Free File-Sharing Applications Have Failed the Enterprises
Despite the efforts and growing concerns for security, corporations IT departments still face a growing problem with consumer-grade collaboration application their employees insist on using. CIOs face the problem each day on how to support productivity for their employees. More corporations now use mobile devices to increase their employee productivity and expand their geographic location. But, the first and foremost concern for corporations is security breaches as a result of consumer-grade file sharing by their employees.
6 Reasons Why Consumer-grade File Sharing Has Failed The Enterprise
1. IT departments have no control beyond their firewall
When mobile device users download, print, send an email attachment and forward documents beyond the confines of the enterprise firewall, then their IT department no longer has control. Consumer-grade file sharing solutions don’t include built-in, integrated rights management and don’t offer a level of control that enterprises require for their usage.
2. Security issues caused by dangerous default user settings
Employees find the appealing features of consumer-grade file sharing easy to use. However, this simple to use application often lulls users into a false sense of security when configuring the application. Consider the problem revealed in May 2014 by a basic Google AdWord campaign and how it uncovered unprotected and fully clickable URLs leading to users’ files stored on Dropbox and Box. When researching the problem it was discovered that the Users’ default security setting were set to “pubic” when they downloaded and configured their Dropbox and Box accounts.
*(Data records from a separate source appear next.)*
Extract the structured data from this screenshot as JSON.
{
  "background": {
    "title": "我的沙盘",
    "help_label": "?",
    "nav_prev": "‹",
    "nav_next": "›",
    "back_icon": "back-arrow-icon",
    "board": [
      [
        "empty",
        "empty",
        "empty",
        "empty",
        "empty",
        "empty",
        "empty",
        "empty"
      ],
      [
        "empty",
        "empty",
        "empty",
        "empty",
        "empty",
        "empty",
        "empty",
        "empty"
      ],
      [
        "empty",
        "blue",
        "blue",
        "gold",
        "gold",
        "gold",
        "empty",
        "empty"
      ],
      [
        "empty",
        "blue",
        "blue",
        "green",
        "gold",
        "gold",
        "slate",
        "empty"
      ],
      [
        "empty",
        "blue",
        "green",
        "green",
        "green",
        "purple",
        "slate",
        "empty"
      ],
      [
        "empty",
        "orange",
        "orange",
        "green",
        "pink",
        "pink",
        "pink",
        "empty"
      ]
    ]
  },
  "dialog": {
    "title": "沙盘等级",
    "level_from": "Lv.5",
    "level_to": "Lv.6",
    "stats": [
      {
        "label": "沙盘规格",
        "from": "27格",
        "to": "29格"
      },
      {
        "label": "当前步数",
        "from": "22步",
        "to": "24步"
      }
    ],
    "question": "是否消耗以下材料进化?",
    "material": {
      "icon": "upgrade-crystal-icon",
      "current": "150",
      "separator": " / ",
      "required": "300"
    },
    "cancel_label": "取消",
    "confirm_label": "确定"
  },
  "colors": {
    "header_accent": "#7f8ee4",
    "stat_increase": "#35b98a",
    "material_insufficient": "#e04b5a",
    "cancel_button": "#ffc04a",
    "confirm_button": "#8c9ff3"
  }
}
3. Allowing employees to mix their business accounts with their pleasure accounts
Allowing your employees to have only one account that toggles between their personal files and your corporate files is a ticking time bomb. According to a Harris interactive survey where they interview more than 300 IT professional with senior-level executive titles had some disturbing answers. Of the interviewed, 88 percent said that allowing their users to have access to both their personal and business files sharing account from the same login poses major security threats to their enterprise. Also, 81 percent agreed that allowing user to have both their personal and business files share from the same file sharing product also poses a major risk to the enterprise.
4. Organizations that ignore industry compliance mandates
Organizations such as banking and financial, legal and life sciences institutes can’t allow their employees to use consumer-grade file sharing. These businesses must meet the rules of the Dodd-Frank, HIPAA, and Sarbanes Oxley for file sync and sharing solutions. One question these institutes ask before allowing any file sharing into their corporation is, “Is this solution audit ready? Are document trails and version access available?”
5. Corporations handing over customer data
After Edward Snowden, leaked how the Government cyber spies on us has left some enterprises and telecom mainstays, which include Google and Microsoft in an awkward position. Now the enterprises have to worry that some file sharing software leaves them vulnerable to Uncle Sam spying on them through American-built hardware and software. Now corporations maintain an enterprise-grade solution where they hold exclusive the customer-managed keys. This allows organizations to be in sole control of their data and their client’s information.
6. Consumer-grade file sharing tops the ‘enterprise least-wanted’ list
Enterprise IT security teams have created blacklists applications for the workplace. IT security department continues to fight the struggle between consumerization in the enterprise and their quest for data security. Before, Facebook, Twitter, and Angry Birds topped the corporation list of unsanctioned applications in the workplace. Today, however, it is SugarSync, Dropbox, Box, and other consumer-grade file-sharing tools that give IT security the most anxiety.